I wish you every success in the years to come, and may God prosper you in whatever branch of service to your fellow men to which you may be called.

Winston Churchill

Life and legacy

Phil Reed OBE (MA 1975) is Director of the Churchill War Rooms (CWR) in London, and has seen the museum more than double its visitor numbers over the past two decades.

‘When I first started managing CWR in 1993, it attracted only 200,000 visitors a year – now it has an audience of some 500,000 from all over the world,’ he says. Reed was closely involved in the inception of the Churchill Museum, the CWR’s permanent exhibition of the life and legacy of Churchill, which was opened by HM The Queen in 2005 to mark the 40th anniversary of Churchill’s death.

Ten years on, Reed reflects on the museum’s – and Churchill’s – enduring popularity: ‘The historic site in which Churchill met with his War Cabinet during air raids, and the Churchill Museum itself, continue to fascinate, inform and engage a growing number of people, many of whom know little or nothing about Churchill on arrival. While not in any way a “shrine”, the CWR has been a focal point for the memorialisation of Sir Winston in the past year, ever careful to avoid falling into the trap of idolisation and iconoclasm.’


Further information

Drawing on Hatchwell’s research, the historian Sir David Cannadine FBA, Dodge Professor of History at Princeton University, has written a book on Churchill’s unique relationship with the University. Heroic Chancellor: Winston Churchill and the University of Bristol 1929-65 was published by the University in August 2015.

Professor Sir David Cannadine also delivered a talk, ‘A different sort of Chancellor?

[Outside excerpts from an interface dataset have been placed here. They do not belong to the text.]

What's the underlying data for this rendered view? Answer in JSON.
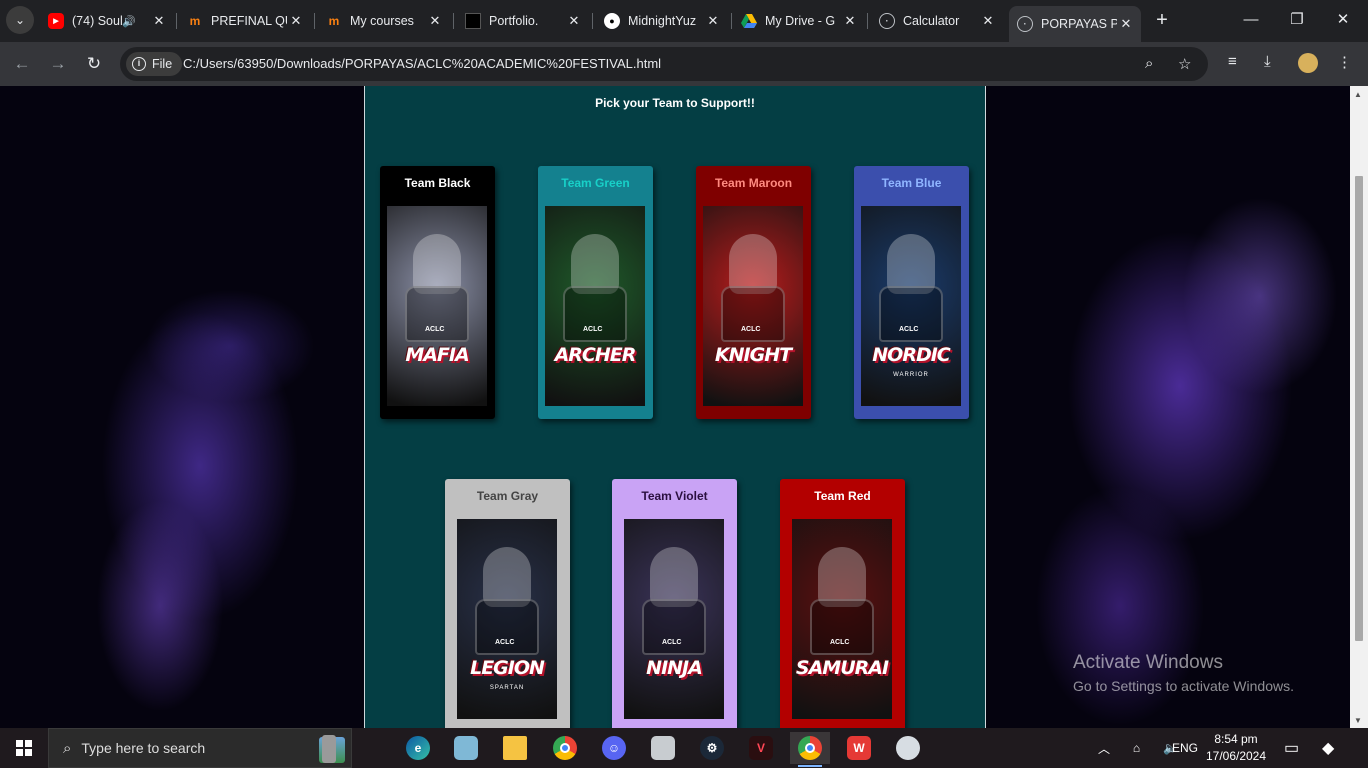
{
  "browser": {
    "tabs": [
      {
        "title": "(74) Soul",
        "icon": "youtube-icon",
        "audio": true
      },
      {
        "title": "PREFINAL QU",
        "icon": "moodle-icon"
      },
      {
        "title": "My courses",
        "icon": "moodle-icon"
      },
      {
        "title": "Portfolio.",
        "icon": "portfolio-icon"
      },
      {
        "title": "MidnightYuz",
        "icon": "github-icon"
      },
      {
        "title": "My Drive - G",
        "icon": "google-drive-icon"
      },
      {
        "title": "Calculator",
        "icon": "globe-icon"
      },
      {
        "title": "PORPAYAS P",
        "icon": "globe-icon",
        "active": true
      }
    ],
    "file_chip": "File",
    "url": "C:/Users/63950/Downloads/PORPAYAS/ACLC%20ACADEMIC%20FESTIVAL.html"
  },
  "page": {
    "heading": "Pick your Team to Support!!",
    "teams": [
      {
        "name": "Team Black",
        "mascot": "MAFIA",
        "card_color": "#000000",
        "text_color": "#ffffff",
        "art_color": "#8a8fa6"
      },
      {
        "name": "Team Green",
        "mascot": "ARCHER",
        "card_color": "#14818f",
        "text_color": "#18d0c8",
        "art_color": "#1f5a2a"
      },
      {
        "name": "Team Maroon",
        "mascot": "KNIGHT",
        "card_color": "#7f0000",
        "text_color": "#ff8a80",
        "art_color": "#b71c1c"
      },
      {
        "name": "Team Blue",
        "mascot": "NORDIC",
        "card_color": "#3b4fad",
        "text_color": "#8fb5ff",
        "art_color": "#1a3b6b"
      },
      {
        "name": "Team Gray",
        "mascot": "LEGION",
        "card_color": "#c0c0c0",
        "text_color": "#444444",
        "art_color": "#283048"
      },
      {
        "name": "Team Violet",
        "mascot": "NINJA",
        "card_color": "#c9a3f5",
        "text_color": "#2b1040",
        "art_color": "#3a3358"
      },
      {
        "name": "Team Red",
        "mascot": "SAMURAI",
        "card_color": "#b30000",
        "text_color": "#ffffff",
        "art_color": "#5a1010"
      }
    ],
    "mascot_subtitles": {
      "NORDIC": "WARRIOR",
      "LEGION": "SPARTAN"
    },
    "aclc": "ACLC"
  },
  "watermark": {
    "title": "Activate Windows",
    "subtitle": "Go to Settings to activate Windows."
  },
  "taskbar": {
    "search_placeholder": "Type here to search",
    "language": "ENG",
    "time": "8:54 pm",
    "date": "17/06/2024"
  }
}
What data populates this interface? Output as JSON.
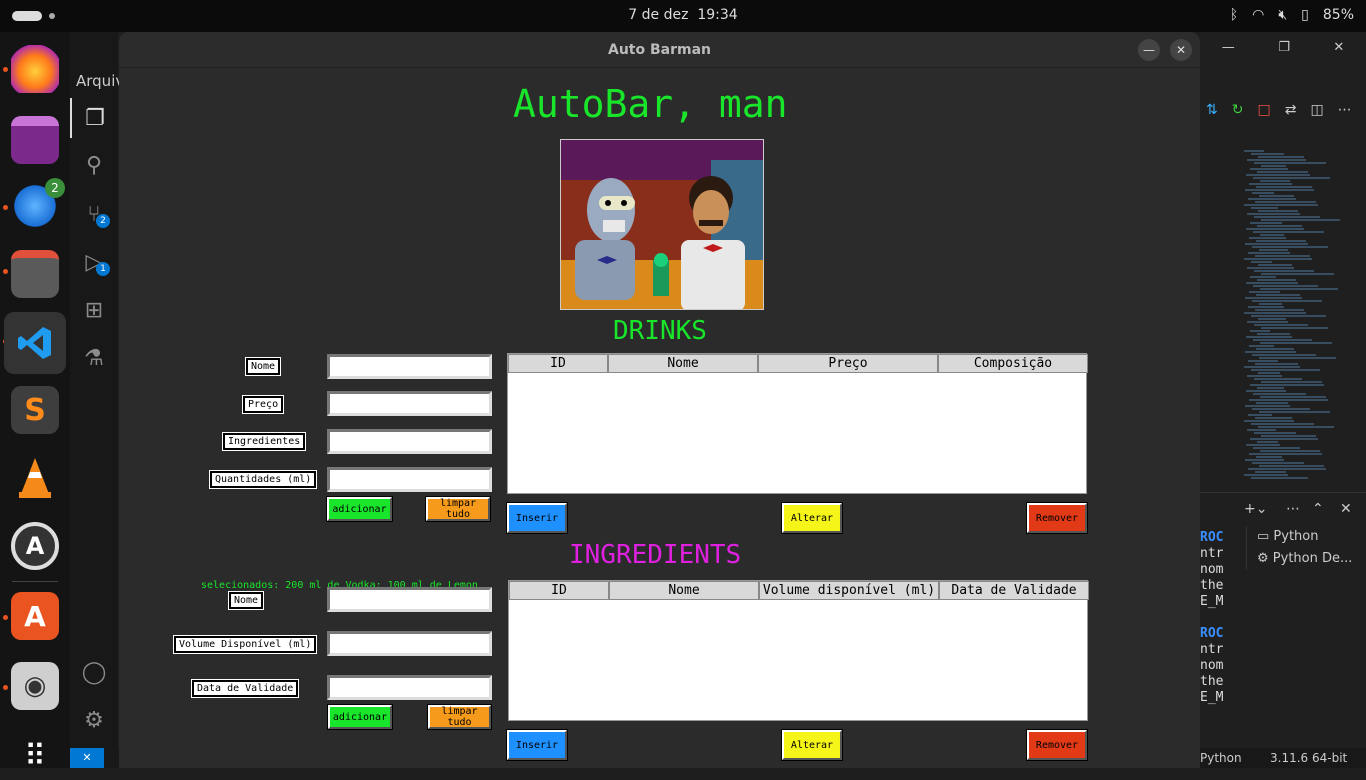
{
  "system": {
    "date": "7 de dez",
    "time": "19:34",
    "battery": "85%"
  },
  "dock": {
    "badges": {
      "thunderbird": "2"
    }
  },
  "vscode": {
    "menu_label": "Arquiv",
    "activity_badges": {
      "source_control": "2",
      "run_debug": "1"
    },
    "terminals": [
      "Python",
      "Python De..."
    ],
    "terminal_text": [
      "ROC",
      "ntr",
      "nom",
      "the",
      "E_M",
      "ROC",
      "ntr",
      "nom",
      "the",
      "E_M"
    ],
    "status": {
      "language": "Python",
      "interpreter": "3.11.6 64-bit"
    }
  },
  "window": {
    "title": "Auto Barman"
  },
  "app": {
    "title": "AutoBar, man",
    "drinks": {
      "section_title": "DRINKS",
      "form": {
        "nome_label": "Nome",
        "preco_label": "Preço",
        "ingredientes_label": "Ingredientes",
        "quantidades_label": "Quantidades (ml)",
        "nome_value": "",
        "preco_value": "",
        "ingredientes_value": "",
        "quantidades_value": "",
        "adicionar": "adicionar",
        "limpar": "limpar tudo",
        "selected_text": "selecionados: 200 ml de Vodka; 100 ml de Lemon"
      },
      "table": {
        "columns": [
          "ID",
          "Nome",
          "Preço",
          "Composição"
        ],
        "rows": []
      },
      "buttons": {
        "inserir": "Inserir",
        "alterar": "Alterar",
        "remover": "Remover"
      }
    },
    "ingredients": {
      "section_title": "INGREDIENTS",
      "form": {
        "nome_label": "Nome",
        "volume_label": "Volume Disponível (ml)",
        "validade_label": "Data de Validade",
        "nome_value": "",
        "volume_value": "",
        "validade_value": "",
        "adicionar": "adicionar",
        "limpar": "limpar tudo"
      },
      "table": {
        "columns": [
          "ID",
          "Nome",
          "Volume disponível (ml)",
          "Data de Validade"
        ],
        "rows": []
      },
      "buttons": {
        "inserir": "Inserir",
        "alterar": "Alterar",
        "remover": "Remover"
      }
    },
    "colors": {
      "title_green": "#19e62b",
      "ingredients_magenta": "#e020e0",
      "add_green": "#19e62b",
      "clear_orange": "#f59a1a",
      "insert_blue": "#1e90ff",
      "update_yellow": "#f5f51a",
      "remove_red": "#e23a16"
    }
  }
}
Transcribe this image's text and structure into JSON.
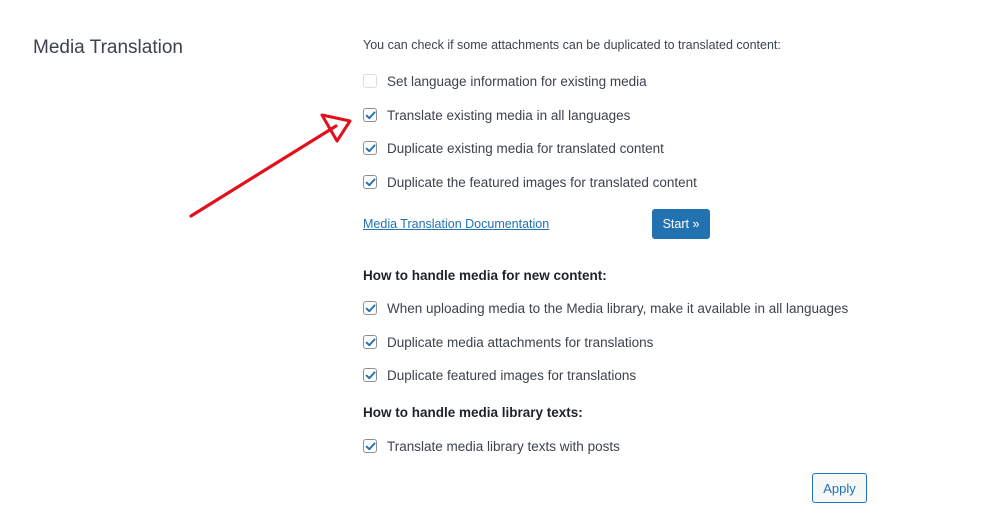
{
  "section": {
    "title": "Media Translation"
  },
  "existing": {
    "intro": "You can check if some attachments can be duplicated to translated content:",
    "options": [
      {
        "label": "Set language information for existing media",
        "checked": false
      },
      {
        "label": "Translate existing media in all languages",
        "checked": true
      },
      {
        "label": "Duplicate existing media for translated content",
        "checked": true
      },
      {
        "label": "Duplicate the featured images for translated content",
        "checked": true
      }
    ],
    "doc_link": "Media Translation Documentation",
    "start_label": "Start »"
  },
  "new_content": {
    "heading": "How to handle media for new content:",
    "options": [
      {
        "label": "When uploading media to the Media library, make it available in all languages",
        "checked": true
      },
      {
        "label": "Duplicate media attachments for translations",
        "checked": true
      },
      {
        "label": "Duplicate featured images for translations",
        "checked": true
      }
    ]
  },
  "library_texts": {
    "heading": "How to handle media library texts:",
    "options": [
      {
        "label": "Translate media library texts with posts",
        "checked": true
      }
    ]
  },
  "apply_label": "Apply",
  "colors": {
    "accent": "#2271b1",
    "annotation_arrow": "#e3101b"
  }
}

Winston Churchill and the University of Bristol’, as one of a series of lectures covering various aspects of Churchill’s life. Listen to the Churchill 2015 lectures online